• **Task statement**
Write the data out again exactly, with no pictures.

• **Data to process**

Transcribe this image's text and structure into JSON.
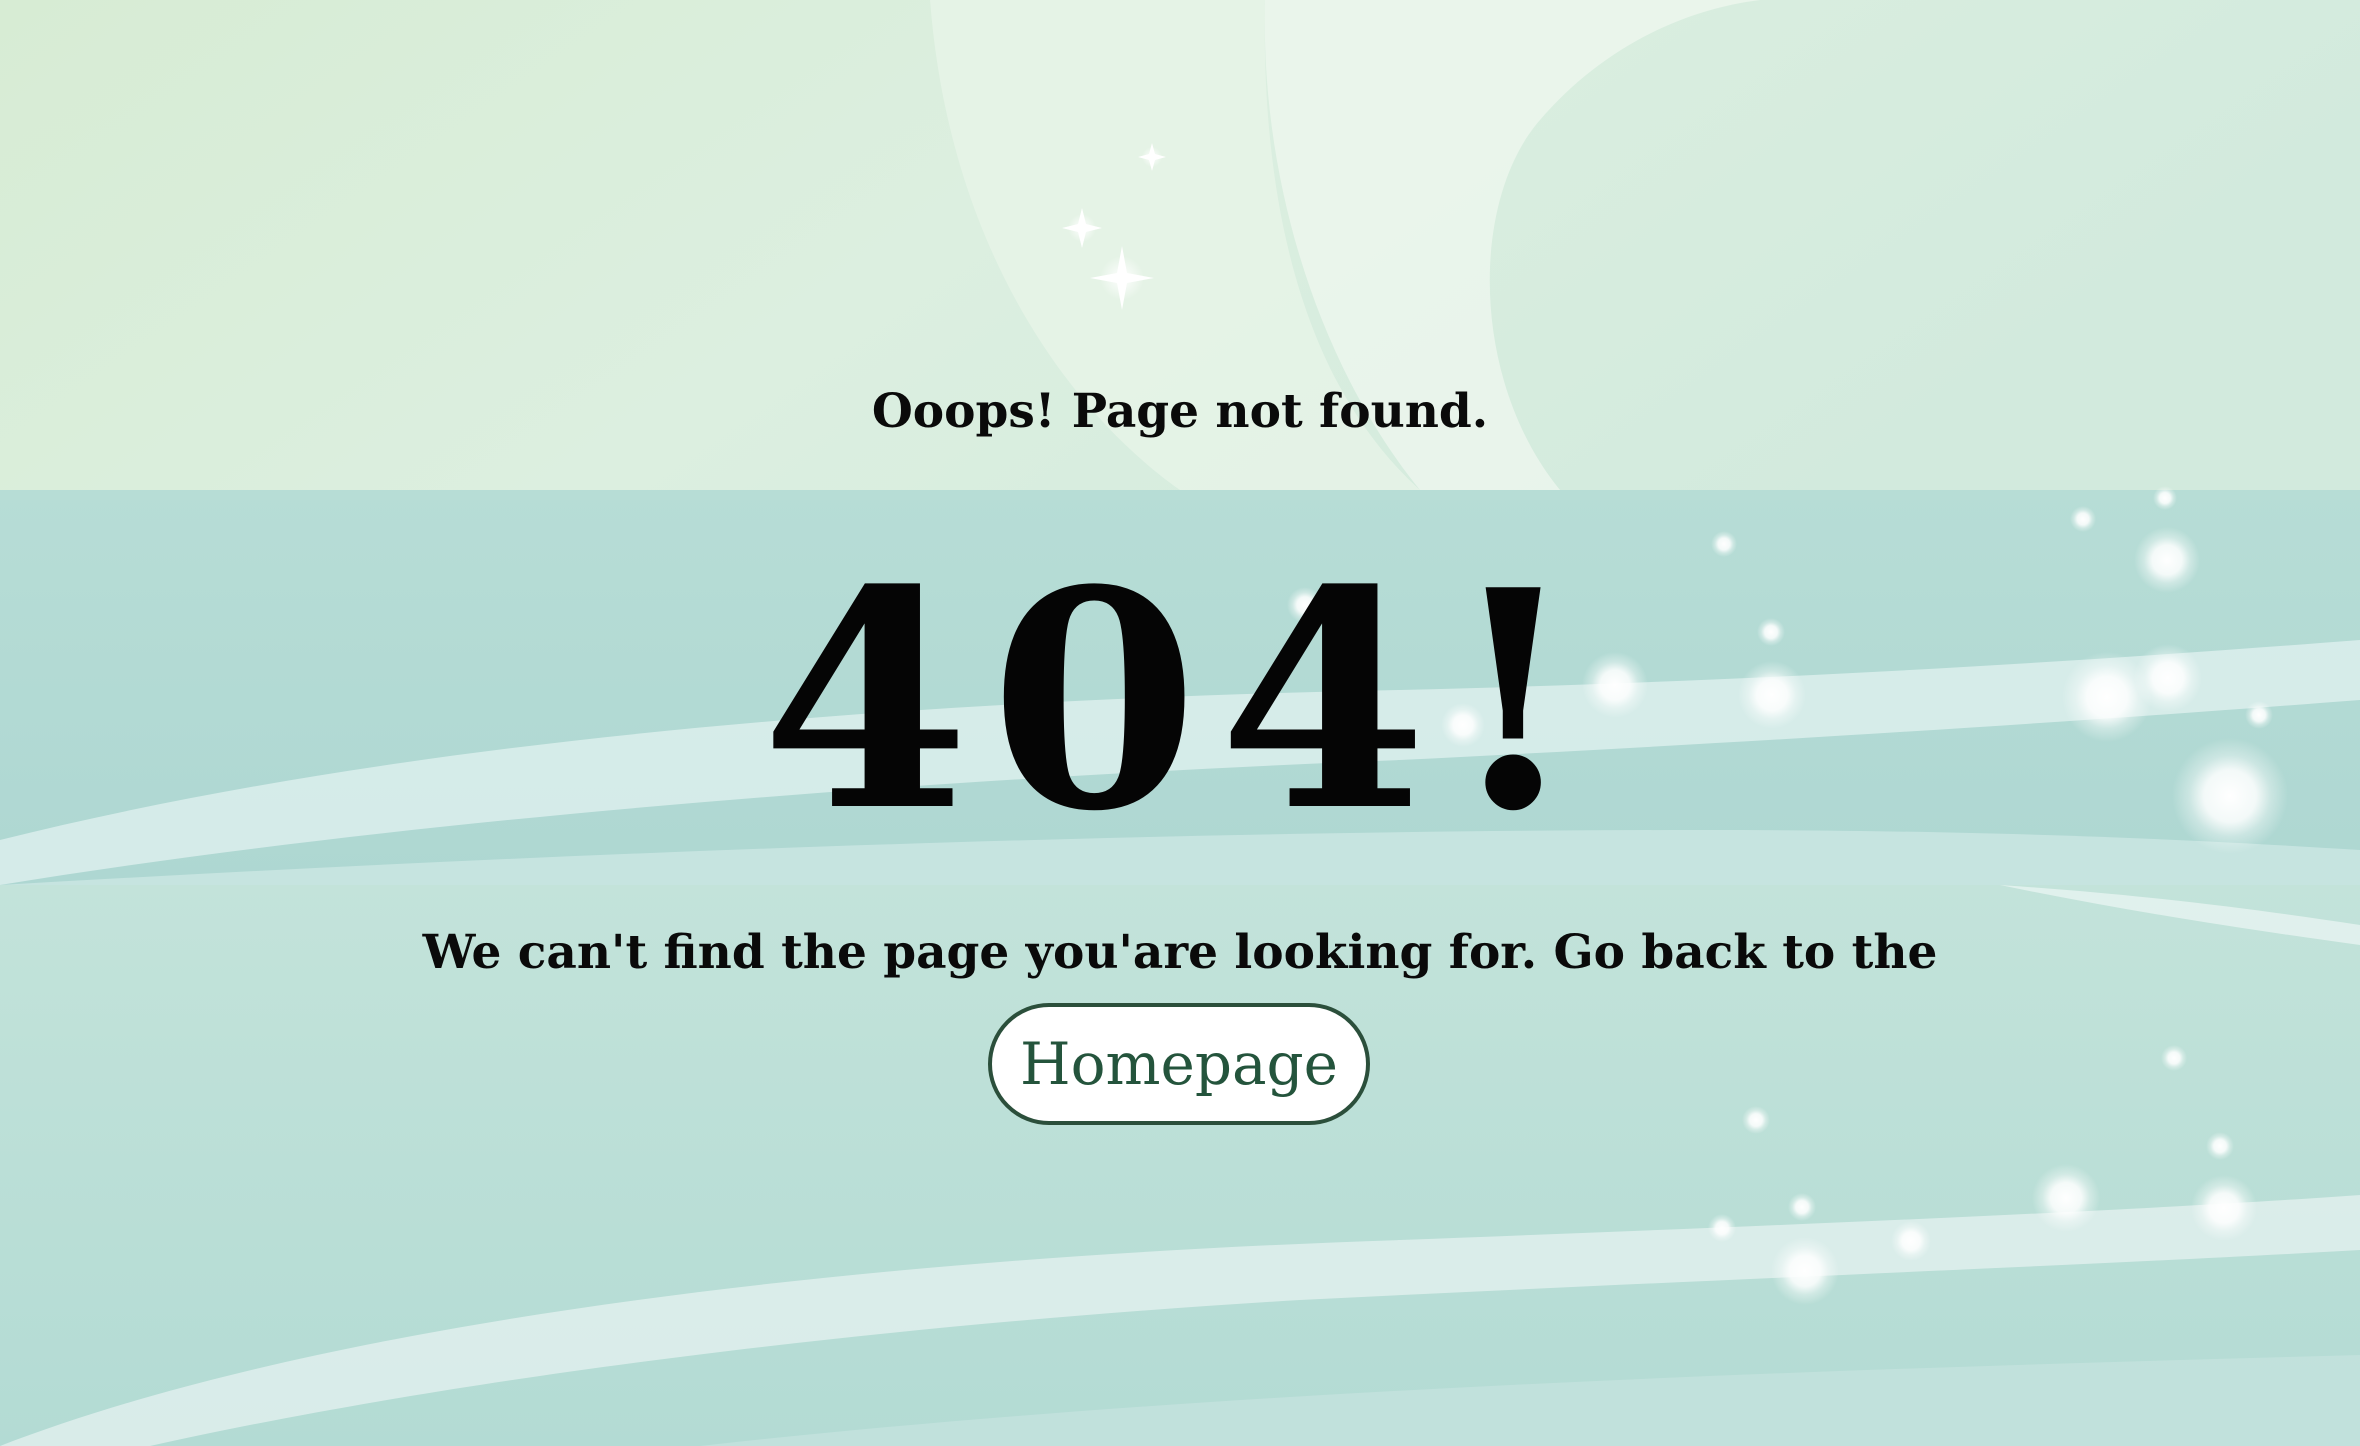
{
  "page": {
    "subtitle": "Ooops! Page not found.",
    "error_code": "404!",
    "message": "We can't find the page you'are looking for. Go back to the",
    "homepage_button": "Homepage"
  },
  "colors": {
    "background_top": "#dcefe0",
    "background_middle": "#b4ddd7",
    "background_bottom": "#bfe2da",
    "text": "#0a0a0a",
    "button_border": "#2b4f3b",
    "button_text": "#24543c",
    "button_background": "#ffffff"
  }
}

• **Written reply**
Transcribe this image's text and structure into JSON.
{
  "page": {
    "subtitle": "Ooops! Page not found.",
    "error_code": "404!",
    "message": "We can't find the page you'are looking for. Go back to the",
    "homepage_button": "Homepage"
  },
  "colors": {
    "background_top": "#dcefe0",
    "background_middle": "#b4ddd7",
    "background_bottom": "#bfe2da",
    "text": "#0a0a0a",
    "button_border": "#2b4f3b",
    "button_text": "#24543c",
    "button_background": "#ffffff"
  }
}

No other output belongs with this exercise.